After the death of Fox in September 1806, Wilberforce was again re-elected for Yorkshire. He spent the latter part of the year writing A Letter on the Abolition of the Slave Trade, an apologetic essay in which he summarised the huge volume of evidence against the trade that he and Clarkson had accumulated over two decades. It was published on 31 January 1807, and formed the basis for the final phase of the abolition campaign.
In early 1823, Wilberforce published his Appeal to the Religion, Justice and Humanity of the Inhabitants of the British Empire in Behalf of the Negro Slaves in the West Indies. In this work, he argued that the moral and spiritual condition of the slaves stemmed directly from their slavery, and that total emancipation was morally and ethically justified, and a matter of national duty before God.
Marriage and family
On 15 April 1797, he met Barbara Ann Spooner (1777–1847), eldest daughter of Isaac Spooner of Elmdon Hall, Warwickshire, a banker. Within a fortnight of their first meeting William had proposed. The couple were married in Bath, Somerset on 30 May 1797 within six weeks of their first meeting. Their children were William Wilberforce (b 1798), Barbara (b 1799), Elizabeth (b 1801), Robert Isaac Wilberforce (b 1802), Samuel Wilberforce (b 1805) and Henry William Wilberforce (b 1807).
The 17th century house in which he was born is today Wilberforce House museum in Kingston upon Hull.

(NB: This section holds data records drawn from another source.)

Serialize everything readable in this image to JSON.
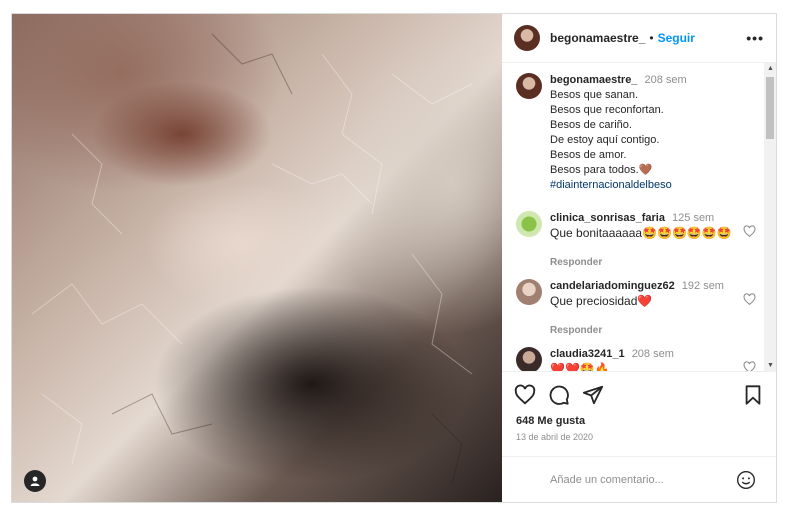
{
  "post": {
    "username": "begonamaestre_",
    "separator": "•",
    "follow_label": "Seguir",
    "more_icon": "more-horizontal-icon"
  },
  "caption": {
    "username": "begonamaestre_",
    "time": "208 sem",
    "lines": [
      "Besos que sanan.",
      "Besos que reconfortan.",
      "Besos de cariño.",
      "De estoy aquí contigo.",
      "Besos de amor.",
      "Besos para todos.🤎"
    ],
    "hashtag": "#diainternacionaldelbeso"
  },
  "comments": [
    {
      "username": "clinica_sonrisas_faria",
      "time": "125 sem",
      "text": "Que bonitaaaaaa🤩🤩🤩🤩🤩🤩",
      "reply": "Responder"
    },
    {
      "username": "candelariadominguez62",
      "time": "192 sem",
      "text": "Que preciosidad❤️",
      "reply": "Responder"
    },
    {
      "username": "claudia3241_1",
      "time": "208 sem",
      "text": "❤️❤️🤩🔥",
      "reply": ""
    }
  ],
  "likes": "648 Me gusta",
  "date": "13 de abril de 2020",
  "add_comment_placeholder": "Añade un comentario...",
  "colors": {
    "link": "#0095f6",
    "text": "#262626",
    "muted": "#8e8e8e",
    "hashtag": "#00376b"
  }
}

A sixth-form college is named after him in the east of the city, as is a building at the university.
One of the house (divisions) of Holland Park School, known as the 'socialist Eton,' is named after him.
A film titled Amazing Grace, about the life of Wilberforce and the struggle against slavery, directed by Michael Apted, with Ioan Gruffudd playing the role of Wilberforce, was released on 23 March 2007 to coincide with the 200th anniversary of the date the Parliament of the United Kingdom voted to ban the transport of slaves by British subjects.

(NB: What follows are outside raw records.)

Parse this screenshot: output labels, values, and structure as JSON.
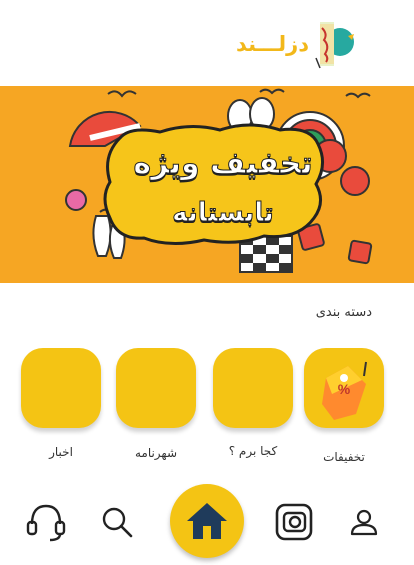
{
  "brand": {
    "logo_text": "دزلـــند",
    "accent": "#f4c414",
    "banner_bg": "#f6a623"
  },
  "banner": {
    "line1": "تخفیف ویژه",
    "line2": "تابستانه"
  },
  "categories_title": "دسته بندی",
  "categories": [
    {
      "label": "تخفیفات",
      "icon": "discount-tag-icon"
    },
    {
      "label": "کجا برم ؟",
      "icon": ""
    },
    {
      "label": "شهرنامه",
      "icon": ""
    },
    {
      "label": "اخبار",
      "icon": ""
    }
  ],
  "bottom_nav": [
    {
      "icon": "profile-icon"
    },
    {
      "icon": "instagram-icon"
    },
    {
      "icon": "home-icon"
    },
    {
      "icon": "search-icon"
    },
    {
      "icon": "support-headset-icon"
    }
  ]
}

Wilberforce University located in Wilberforce, Ohio, is named after William Wilberforce. The university is the first one owned by black people, and is a historically black college ( HBCU).
Various churches within the Anglican Communion commemorate Wilberforce in their liturgical calendars (also known as the calendars of saints) including the Anglican Church of Canada ( 29 July) and the Episcopal Church in the United States of America ( 30 July).

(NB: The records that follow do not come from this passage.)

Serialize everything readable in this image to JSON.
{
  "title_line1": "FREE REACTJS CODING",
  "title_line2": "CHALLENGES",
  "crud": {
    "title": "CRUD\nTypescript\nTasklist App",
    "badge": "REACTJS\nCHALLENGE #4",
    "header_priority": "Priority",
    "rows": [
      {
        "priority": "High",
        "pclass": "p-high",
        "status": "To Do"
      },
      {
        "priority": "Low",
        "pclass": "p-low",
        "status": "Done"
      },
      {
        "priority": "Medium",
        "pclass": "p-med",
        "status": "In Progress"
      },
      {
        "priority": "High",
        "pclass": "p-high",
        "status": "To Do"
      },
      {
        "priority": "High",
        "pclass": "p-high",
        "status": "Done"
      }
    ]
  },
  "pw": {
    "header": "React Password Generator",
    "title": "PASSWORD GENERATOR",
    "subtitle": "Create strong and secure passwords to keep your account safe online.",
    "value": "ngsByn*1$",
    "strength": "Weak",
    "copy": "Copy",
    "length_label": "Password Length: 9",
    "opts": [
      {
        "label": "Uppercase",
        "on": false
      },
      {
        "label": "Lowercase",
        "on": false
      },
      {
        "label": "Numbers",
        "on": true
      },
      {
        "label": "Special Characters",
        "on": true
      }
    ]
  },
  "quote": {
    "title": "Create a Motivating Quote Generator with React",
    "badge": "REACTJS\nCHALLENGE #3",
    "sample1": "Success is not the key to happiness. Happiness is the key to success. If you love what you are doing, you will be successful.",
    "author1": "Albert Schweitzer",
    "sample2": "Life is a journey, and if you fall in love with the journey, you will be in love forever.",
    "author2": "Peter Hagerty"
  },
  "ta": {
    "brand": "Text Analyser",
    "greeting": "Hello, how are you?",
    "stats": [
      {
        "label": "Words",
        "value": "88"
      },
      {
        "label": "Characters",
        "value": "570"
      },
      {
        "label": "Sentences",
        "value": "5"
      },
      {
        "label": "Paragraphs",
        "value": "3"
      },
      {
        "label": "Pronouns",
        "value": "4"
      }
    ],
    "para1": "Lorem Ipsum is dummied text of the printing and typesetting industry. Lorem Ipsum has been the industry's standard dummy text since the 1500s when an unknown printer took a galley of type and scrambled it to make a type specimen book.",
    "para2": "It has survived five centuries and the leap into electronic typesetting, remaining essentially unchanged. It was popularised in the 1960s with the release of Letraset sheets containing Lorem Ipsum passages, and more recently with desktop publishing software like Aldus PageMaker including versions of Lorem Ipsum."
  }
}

- ^ BBC Radio 4, In Our Time, 22 February 2007
- ^ Sickly shrimp of a man who sank the slave ships: William Wilberforce March 25, 2007 profile by The Sunday Times
- ^ BBC Radio 4, In Our Time, 22 February 2007
- ^ Keay, John. India: A History (New York: Grove Press Books, distributed by Publishers Group West, 2000). pp. 429
- ^ http://www.hsus.org/about_us/celebrity_support/william_wilberforce_1.html
- ^ Wilberforce 2007, retrieved 21 February 2007
- ^ http://books.google.com/books?vid=OCLC17335538
- ^ BBC Radio 4, In Our Time, 22 February 2007